Brennan was also a respected legal scholar and author, and he wrote extensively on a range of legal topics throughout his career. His book “The Law of Torts in Australia” is widely regarded as one of the most authoritative texts on tort law in the country, and his numerous articles and papers on legal theory and practice continue to be studied and cited by legal scholars and practitioners around the world.
In recognition of his outstanding contributions to Australian law and legal education, Brennan was awarded a number of prestigious honors and awards throughout his career. He was appointed as a Companion of the Order of Australia in 1998, and he was also awarded the Centenary Medal in 2001. In 2002, he was awarded an Honorary Doctorate of Laws by the University of Queensland in recognition of his outstanding contributions to legal education and scholarship.
Today, Sir Gerard Brennan is remembered as one of Australia’s most influential and respected jurists. His commitment to the principles of the common law and judicial restraint, as well as his advocacy on behalf of marginalized and disadvantaged communities, continue to inspire and shape Australian legal culture.

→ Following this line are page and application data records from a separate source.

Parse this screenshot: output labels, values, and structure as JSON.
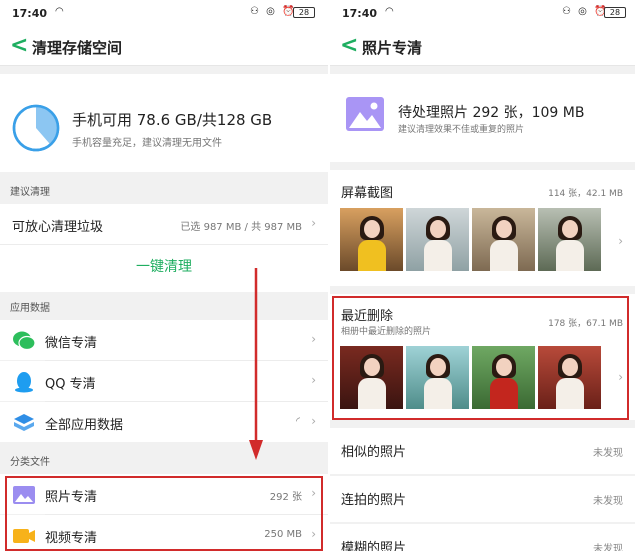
{
  "left": {
    "status": {
      "time": "17:40",
      "icons": "⚇ ◎ ⏰",
      "battery": "28"
    },
    "title": "清理存储空间",
    "storage": {
      "title": "手机可用 78.6 GB/共128 GB",
      "subtitle": "手机容量充足，建议清理无用文件",
      "used_fraction": 0.386
    },
    "section_suggest": "建议清理",
    "junk": {
      "label": "可放心清理垃圾",
      "value": "已选 987 MB / 共 987 MB"
    },
    "clean_button": "一键清理",
    "section_apps": "应用数据",
    "apps": [
      {
        "label": "微信专清",
        "icon": "wechat-icon"
      },
      {
        "label": "QQ 专清",
        "icon": "qq-icon"
      },
      {
        "label": "全部应用数据",
        "icon": "apps-icon"
      }
    ],
    "section_files": "分类文件",
    "files": [
      {
        "label": "照片专清",
        "value": "292 张",
        "icon": "photo-icon"
      },
      {
        "label": "视频专清",
        "value": "250 MB",
        "icon": "video-icon"
      }
    ],
    "accent": "#1fae60"
  },
  "right": {
    "status": {
      "time": "17:40",
      "icons": "⚇ ◎ ⏰",
      "battery": "28"
    },
    "title": "照片专清",
    "pending": {
      "title": "待处理照片 292 张，109 MB",
      "subtitle": "建议清理效果不佳或重复的照片"
    },
    "screenshots": {
      "title": "屏幕截图",
      "count": "114 张，42.1 MB"
    },
    "recent": {
      "title": "最近删除",
      "desc": "相册中最近删除的照片",
      "count": "178 张，67.1 MB"
    },
    "rows": [
      {
        "title": "相似的照片",
        "value": "未发现"
      },
      {
        "title": "连拍的照片",
        "value": "未发现"
      },
      {
        "title": "模糊的照片",
        "value": "未发现"
      }
    ],
    "highlight_color": "#d12b2b"
  }
}
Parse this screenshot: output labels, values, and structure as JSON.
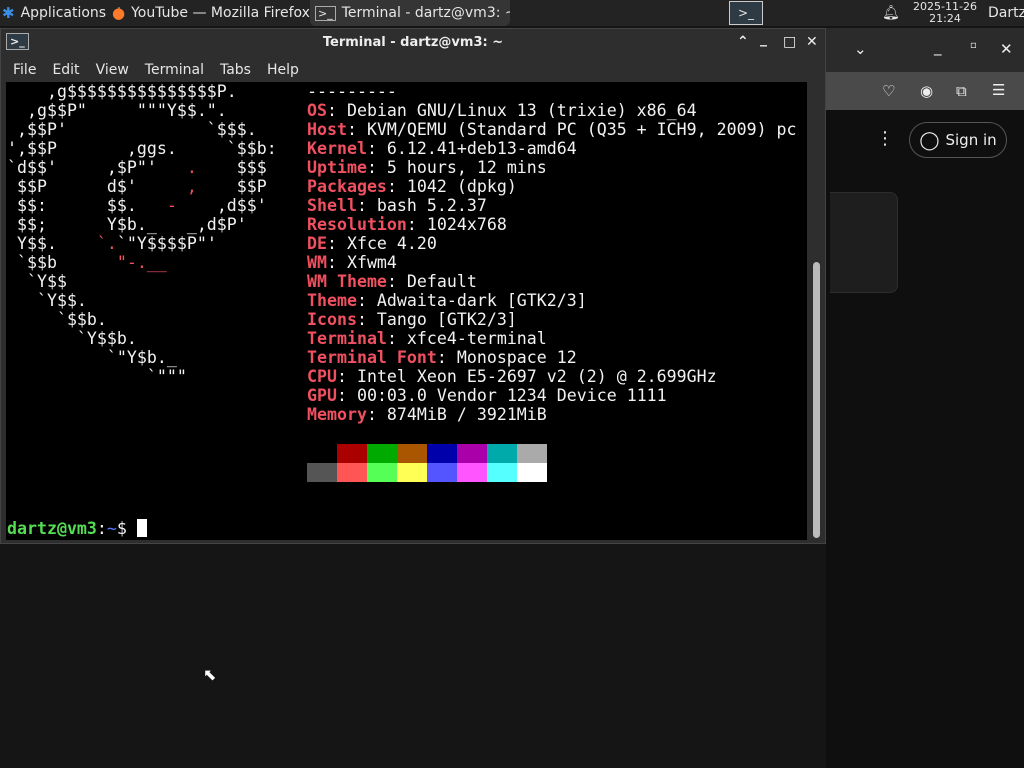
{
  "panel": {
    "applications": "Applications",
    "tasks": [
      {
        "label": "YouTube — Mozilla Firefox",
        "icon": "firefox-icon"
      },
      {
        "label": "Terminal - dartz@vm3: ~",
        "icon": "terminal-icon"
      }
    ],
    "clock_date": "2025-11-26",
    "clock_time": "21:24",
    "user": "Dartz"
  },
  "firefox": {
    "sign_in": "Sign in"
  },
  "terminal": {
    "title": "Terminal - dartz@vm3: ~",
    "menu": [
      "File",
      "Edit",
      "View",
      "Terminal",
      "Tabs",
      "Help"
    ],
    "logo": [
      [
        [
          "    ,g$$$$$$$$$$$$$$$P.",
          ""
        ]
      ],
      [
        [
          "  ,g$$P\"     \"\"\"Y$$.\".",
          ""
        ]
      ],
      [
        [
          " ,$$P'              `$$$.",
          ""
        ]
      ],
      [
        [
          "',$$P       ,ggs.     `$$b:",
          ""
        ]
      ],
      [
        [
          "`d$$'     ,$P\"'   ",
          ""
        ],
        [
          ".",
          "r"
        ],
        [
          "    $$$",
          ""
        ]
      ],
      [
        [
          " $$P      d$'     ",
          ""
        ],
        [
          ",",
          "r"
        ],
        [
          "    $$P",
          ""
        ]
      ],
      [
        [
          " $$:      $$.   ",
          ""
        ],
        [
          "-",
          "r"
        ],
        [
          "    ,d$$'",
          ""
        ]
      ],
      [
        [
          " $$;      Y$b._   _,d$P'",
          ""
        ]
      ],
      [
        [
          " Y$$.    ",
          ""
        ],
        [
          "`.",
          "r"
        ],
        [
          "`\"Y$$$$P\"'",
          ""
        ]
      ],
      [
        [
          " `$$b      ",
          ""
        ],
        [
          "\"-.__",
          "r"
        ]
      ],
      [
        [
          "  `Y$$",
          ""
        ]
      ],
      [
        [
          "   `Y$$.",
          ""
        ]
      ],
      [
        [
          "     `$$b.",
          ""
        ]
      ],
      [
        [
          "       `Y$$b.",
          ""
        ]
      ],
      [
        [
          "          `\"Y$b._",
          ""
        ]
      ],
      [
        [
          "              `\"\"\"",
          ""
        ]
      ]
    ],
    "separator": "---------",
    "info": [
      [
        "OS",
        "Debian GNU/Linux 13 (trixie) x86_64"
      ],
      [
        "Host",
        "KVM/QEMU (Standard PC (Q35 + ICH9, 2009) pc"
      ],
      [
        "Kernel",
        "6.12.41+deb13-amd64"
      ],
      [
        "Uptime",
        "5 hours, 12 mins"
      ],
      [
        "Packages",
        "1042 (dpkg)"
      ],
      [
        "Shell",
        "bash 5.2.37"
      ],
      [
        "Resolution",
        "1024x768"
      ],
      [
        "DE",
        "Xfce 4.20"
      ],
      [
        "WM",
        "Xfwm4"
      ],
      [
        "WM Theme",
        "Default"
      ],
      [
        "Theme",
        "Adwaita-dark [GTK2/3]"
      ],
      [
        "Icons",
        "Tango [GTK2/3]"
      ],
      [
        "Terminal",
        "xfce4-terminal"
      ],
      [
        "Terminal Font",
        "Monospace 12"
      ],
      [
        "CPU",
        "Intel Xeon E5-2697 v2 (2) @ 2.699GHz"
      ],
      [
        "GPU",
        "00:03.0 Vendor 1234 Device 1111"
      ],
      [
        "Memory",
        "874MiB / 3921MiB"
      ]
    ],
    "palette_normal": [
      "#000000",
      "#aa0000",
      "#00aa00",
      "#aa5500",
      "#0000aa",
      "#aa00aa",
      "#00aaaa",
      "#aaaaaa"
    ],
    "palette_bright": [
      "#555555",
      "#ff5555",
      "#55ff55",
      "#ffff55",
      "#5555ff",
      "#ff55ff",
      "#55ffff",
      "#ffffff"
    ],
    "prompt_user": "dartz@vm3",
    "prompt_sep": ":",
    "prompt_path": "~",
    "prompt_sym": "$ "
  },
  "colors": {
    "label": "#f05060",
    "prompt_green": "#55dd55",
    "prompt_path": "#5577ff"
  }
}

His legacy will no doubt continue to be felt for generations to come.
Frances Gerard Brennan died on the 1st of June 2022.
Here are some notable quotes from Sir Gerard Brennan:
- “The law has a vital role to play in the preservation and advancement of human rights.”
- “Judges must be independent and impartial, and they must apply the law without fear or favor.”
- “The common law is a dynamic system of legal principles that must adapt to the changing needs of society.”
- “A just legal system must be accessible to all, regardless of their background or circumstances.”
- “The principle of the rule of law is fundamental to the proper functioning of a democratic society.”
- “The law must strike a balance between the interests of the individual and the interests of the community as a whole.”
- “The role of the judiciary is to interpret the law, not to make it.”
- “The law is not a perfect system, but it is the best we have for resolving disputes and ensuring justice.”
- “A strong and independent judiciary is essential for maintaining the rule of law and upholding the rights and freedoms of all citizens.”
- “The law is not a tool of oppression, but a shield to protect the vulnerable and uphold the rights of all.”